Our client, a major regional utilities company, wanted to transform their customers’ perceptions of them from a commodity service provider to a trusted partner. But, in order to do so, they first needed to know what customers expected from a ‘trusted partner’ and if customers would even allow them to assume this role.

C+R’s research team conducted in-depth qualitative interviews with a range of business decision-makers to uncover deep consumer insights and assess their willingness to allow our client to become a trusted partner. 


A major regional utilities company had created a new brand vision and strategy and wanted to receive feedback from their customers. Specifically, they were seeking to transform their relationship with customers from a ‘commodity service provider’ to a ‘trusted partner’. Customers often do not think too much about commodity service providers; such providers are often seen as replaceable and/or less-trusted.  They are also a monopoly in the market, further substantiating the skepticism that the utilities can be over-priced.

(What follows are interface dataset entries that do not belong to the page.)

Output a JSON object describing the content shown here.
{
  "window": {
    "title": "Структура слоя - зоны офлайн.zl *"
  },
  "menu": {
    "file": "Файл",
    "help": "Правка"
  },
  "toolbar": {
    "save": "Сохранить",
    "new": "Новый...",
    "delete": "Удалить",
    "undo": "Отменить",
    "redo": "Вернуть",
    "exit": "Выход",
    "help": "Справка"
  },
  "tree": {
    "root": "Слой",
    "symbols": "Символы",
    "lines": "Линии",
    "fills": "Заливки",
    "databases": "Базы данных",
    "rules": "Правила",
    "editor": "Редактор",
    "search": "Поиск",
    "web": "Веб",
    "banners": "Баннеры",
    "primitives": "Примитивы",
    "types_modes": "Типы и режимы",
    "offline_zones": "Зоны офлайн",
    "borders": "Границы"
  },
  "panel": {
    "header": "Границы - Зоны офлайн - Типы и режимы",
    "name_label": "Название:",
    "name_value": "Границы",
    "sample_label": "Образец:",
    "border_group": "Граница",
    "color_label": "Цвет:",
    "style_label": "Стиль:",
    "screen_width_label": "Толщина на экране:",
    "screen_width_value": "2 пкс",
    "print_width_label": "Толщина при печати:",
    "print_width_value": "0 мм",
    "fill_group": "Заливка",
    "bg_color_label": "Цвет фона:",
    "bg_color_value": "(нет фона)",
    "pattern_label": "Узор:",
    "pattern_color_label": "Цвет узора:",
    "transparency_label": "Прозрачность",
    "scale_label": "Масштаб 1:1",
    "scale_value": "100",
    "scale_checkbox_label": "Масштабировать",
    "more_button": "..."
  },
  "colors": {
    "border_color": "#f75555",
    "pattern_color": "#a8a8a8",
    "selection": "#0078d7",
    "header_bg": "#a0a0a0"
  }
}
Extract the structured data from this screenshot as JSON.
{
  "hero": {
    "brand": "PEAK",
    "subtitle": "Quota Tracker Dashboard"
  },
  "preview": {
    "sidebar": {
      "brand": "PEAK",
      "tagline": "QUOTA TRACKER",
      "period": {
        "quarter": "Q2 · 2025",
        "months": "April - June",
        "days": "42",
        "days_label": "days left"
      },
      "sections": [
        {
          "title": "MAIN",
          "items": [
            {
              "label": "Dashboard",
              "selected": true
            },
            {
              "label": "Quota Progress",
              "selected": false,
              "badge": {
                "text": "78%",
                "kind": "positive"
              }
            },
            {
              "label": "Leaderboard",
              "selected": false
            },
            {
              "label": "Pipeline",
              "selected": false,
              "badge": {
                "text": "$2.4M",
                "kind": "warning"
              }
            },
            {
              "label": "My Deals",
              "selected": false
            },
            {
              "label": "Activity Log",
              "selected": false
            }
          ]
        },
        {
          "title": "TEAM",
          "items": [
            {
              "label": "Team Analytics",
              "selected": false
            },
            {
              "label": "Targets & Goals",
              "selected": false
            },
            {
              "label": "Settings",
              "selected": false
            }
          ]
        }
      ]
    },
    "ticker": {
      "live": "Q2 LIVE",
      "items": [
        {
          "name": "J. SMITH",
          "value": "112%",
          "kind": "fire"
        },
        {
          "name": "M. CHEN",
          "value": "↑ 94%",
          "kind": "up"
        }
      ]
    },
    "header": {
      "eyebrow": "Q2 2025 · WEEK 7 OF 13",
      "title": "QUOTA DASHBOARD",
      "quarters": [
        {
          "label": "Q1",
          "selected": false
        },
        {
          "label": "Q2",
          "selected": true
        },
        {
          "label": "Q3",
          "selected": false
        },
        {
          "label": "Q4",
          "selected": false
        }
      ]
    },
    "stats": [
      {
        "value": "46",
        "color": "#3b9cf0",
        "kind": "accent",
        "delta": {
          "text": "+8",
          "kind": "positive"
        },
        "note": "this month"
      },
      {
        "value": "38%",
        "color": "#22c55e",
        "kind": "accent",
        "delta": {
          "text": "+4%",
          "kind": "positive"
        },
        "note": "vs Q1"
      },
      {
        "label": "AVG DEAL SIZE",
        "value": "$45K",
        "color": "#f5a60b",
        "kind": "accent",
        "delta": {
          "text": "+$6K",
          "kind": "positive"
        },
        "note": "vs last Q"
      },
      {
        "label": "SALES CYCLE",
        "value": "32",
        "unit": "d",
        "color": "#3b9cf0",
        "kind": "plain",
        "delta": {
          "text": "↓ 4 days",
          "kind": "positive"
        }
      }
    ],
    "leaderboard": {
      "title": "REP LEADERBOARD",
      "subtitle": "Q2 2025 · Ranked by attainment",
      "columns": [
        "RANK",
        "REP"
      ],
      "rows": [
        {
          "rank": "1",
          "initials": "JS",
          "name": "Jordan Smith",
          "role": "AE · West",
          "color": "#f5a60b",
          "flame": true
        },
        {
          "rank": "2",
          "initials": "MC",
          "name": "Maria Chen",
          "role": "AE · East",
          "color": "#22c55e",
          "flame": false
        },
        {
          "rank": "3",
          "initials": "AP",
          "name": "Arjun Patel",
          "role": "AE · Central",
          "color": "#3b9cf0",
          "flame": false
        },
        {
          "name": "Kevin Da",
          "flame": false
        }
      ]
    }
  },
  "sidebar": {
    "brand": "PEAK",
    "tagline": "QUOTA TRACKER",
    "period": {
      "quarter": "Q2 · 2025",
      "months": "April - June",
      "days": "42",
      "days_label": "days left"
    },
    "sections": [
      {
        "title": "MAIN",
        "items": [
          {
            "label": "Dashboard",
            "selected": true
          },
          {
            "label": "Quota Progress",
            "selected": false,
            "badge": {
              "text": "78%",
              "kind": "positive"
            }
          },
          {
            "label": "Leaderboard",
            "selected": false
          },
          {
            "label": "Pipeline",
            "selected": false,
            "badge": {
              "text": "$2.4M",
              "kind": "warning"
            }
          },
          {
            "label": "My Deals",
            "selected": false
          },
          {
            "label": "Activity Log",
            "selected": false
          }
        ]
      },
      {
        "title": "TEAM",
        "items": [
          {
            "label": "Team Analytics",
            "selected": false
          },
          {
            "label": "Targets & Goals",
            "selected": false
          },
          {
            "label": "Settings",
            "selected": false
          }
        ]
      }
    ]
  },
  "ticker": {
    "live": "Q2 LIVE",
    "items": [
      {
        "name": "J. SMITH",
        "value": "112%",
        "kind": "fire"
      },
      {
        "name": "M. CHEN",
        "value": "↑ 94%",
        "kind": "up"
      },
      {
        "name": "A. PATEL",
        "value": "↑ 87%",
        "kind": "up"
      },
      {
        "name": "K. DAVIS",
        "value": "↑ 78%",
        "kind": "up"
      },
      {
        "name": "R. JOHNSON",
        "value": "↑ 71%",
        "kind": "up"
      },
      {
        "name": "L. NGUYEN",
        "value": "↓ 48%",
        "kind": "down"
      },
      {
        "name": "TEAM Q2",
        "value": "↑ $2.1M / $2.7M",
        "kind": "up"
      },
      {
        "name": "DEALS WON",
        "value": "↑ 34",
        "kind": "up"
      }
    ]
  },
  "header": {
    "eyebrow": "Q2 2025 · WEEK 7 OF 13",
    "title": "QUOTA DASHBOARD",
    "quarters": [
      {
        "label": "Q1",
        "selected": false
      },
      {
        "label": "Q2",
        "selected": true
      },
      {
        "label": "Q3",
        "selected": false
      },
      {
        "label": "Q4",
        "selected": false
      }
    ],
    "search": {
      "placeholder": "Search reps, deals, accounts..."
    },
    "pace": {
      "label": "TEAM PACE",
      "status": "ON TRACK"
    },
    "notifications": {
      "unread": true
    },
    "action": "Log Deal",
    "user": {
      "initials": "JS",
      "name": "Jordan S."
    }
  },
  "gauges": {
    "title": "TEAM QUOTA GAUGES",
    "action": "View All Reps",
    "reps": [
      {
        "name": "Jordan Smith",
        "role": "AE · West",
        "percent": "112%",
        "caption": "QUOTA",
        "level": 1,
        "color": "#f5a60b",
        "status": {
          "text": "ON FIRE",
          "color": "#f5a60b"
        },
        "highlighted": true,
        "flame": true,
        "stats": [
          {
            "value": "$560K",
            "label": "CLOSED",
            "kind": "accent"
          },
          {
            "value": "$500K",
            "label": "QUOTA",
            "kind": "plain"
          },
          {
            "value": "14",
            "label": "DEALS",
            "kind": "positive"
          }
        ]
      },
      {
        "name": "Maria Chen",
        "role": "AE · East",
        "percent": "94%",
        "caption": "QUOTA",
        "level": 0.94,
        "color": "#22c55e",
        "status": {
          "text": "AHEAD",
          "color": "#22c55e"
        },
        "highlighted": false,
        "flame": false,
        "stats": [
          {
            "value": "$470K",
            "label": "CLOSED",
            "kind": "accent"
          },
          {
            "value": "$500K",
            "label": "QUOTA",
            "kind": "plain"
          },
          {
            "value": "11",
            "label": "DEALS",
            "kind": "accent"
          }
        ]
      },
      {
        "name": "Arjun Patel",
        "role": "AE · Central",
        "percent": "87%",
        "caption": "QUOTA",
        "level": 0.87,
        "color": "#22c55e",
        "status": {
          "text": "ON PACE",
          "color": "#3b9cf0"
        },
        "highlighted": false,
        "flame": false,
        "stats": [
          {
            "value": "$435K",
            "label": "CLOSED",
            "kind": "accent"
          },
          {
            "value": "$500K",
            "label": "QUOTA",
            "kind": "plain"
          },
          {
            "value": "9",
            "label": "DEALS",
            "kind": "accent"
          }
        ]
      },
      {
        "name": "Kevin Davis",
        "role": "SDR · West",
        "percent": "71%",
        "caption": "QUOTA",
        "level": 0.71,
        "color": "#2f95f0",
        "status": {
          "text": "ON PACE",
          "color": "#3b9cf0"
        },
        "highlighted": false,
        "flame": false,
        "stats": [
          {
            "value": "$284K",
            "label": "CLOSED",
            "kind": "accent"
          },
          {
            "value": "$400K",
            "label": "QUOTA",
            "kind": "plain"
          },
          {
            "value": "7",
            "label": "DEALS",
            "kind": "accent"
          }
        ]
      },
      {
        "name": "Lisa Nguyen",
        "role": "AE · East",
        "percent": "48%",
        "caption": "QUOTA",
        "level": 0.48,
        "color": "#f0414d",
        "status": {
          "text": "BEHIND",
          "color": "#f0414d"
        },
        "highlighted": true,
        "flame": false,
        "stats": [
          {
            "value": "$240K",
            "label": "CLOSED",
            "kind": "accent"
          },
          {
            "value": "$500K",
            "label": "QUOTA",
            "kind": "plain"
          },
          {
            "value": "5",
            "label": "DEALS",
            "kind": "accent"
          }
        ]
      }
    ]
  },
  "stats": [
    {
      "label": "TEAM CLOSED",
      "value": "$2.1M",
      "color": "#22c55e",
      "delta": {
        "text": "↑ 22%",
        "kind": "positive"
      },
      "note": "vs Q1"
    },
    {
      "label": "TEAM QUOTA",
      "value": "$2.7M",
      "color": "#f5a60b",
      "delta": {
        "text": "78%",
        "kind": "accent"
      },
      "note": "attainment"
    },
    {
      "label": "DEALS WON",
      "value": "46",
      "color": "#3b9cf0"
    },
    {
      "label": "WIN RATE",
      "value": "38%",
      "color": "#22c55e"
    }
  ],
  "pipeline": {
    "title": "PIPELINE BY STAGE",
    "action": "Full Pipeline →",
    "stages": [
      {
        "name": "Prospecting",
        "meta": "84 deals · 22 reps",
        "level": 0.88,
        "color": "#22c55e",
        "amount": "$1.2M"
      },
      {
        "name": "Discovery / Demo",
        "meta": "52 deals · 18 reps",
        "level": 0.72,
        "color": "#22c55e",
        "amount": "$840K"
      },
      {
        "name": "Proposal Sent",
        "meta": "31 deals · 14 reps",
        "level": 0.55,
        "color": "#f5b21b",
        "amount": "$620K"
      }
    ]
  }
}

Our client wanted to learn how they might occupy a larger portion of their customers’ hearts and minds and ultimately build trust. Would their customers, including a significant percentage of business consumers, give them permission to take a greater role in providing utilities and become a trusted partner?


The research team discovered that companies that are seen as ‘trusted partners’ are those who consistently deliver on expectations, are honest, and strive to be customer-focused and culturally responsible. Most of the business decision-makers interviewed were willing to give the utilities company permission to become more of a trusted partner—and to take on a bigger role in providing utilities to their businesses—if it meant the decision-makers could save money through reduced usage of the utility.


As part of a larger qualitative study, 12 in-depth interviews were conducted with decision-makers whose businesses received utilities from our utilities company client. These interviews were centered in two markets where our client provides utilities.

The decision-makers interviewed worked in a range of industries, including finance, real estate/property management, healthcare services, retail, warehousing, and textiles. Roles within their companies ranged from human resources manager, marketing manager, controller, and project manager to owners and vice presidents. The number of employees at each business ranged from less than 100 to around 50,000.

Consumer focus groups were also conducted as part of this study to capture the residential point of view.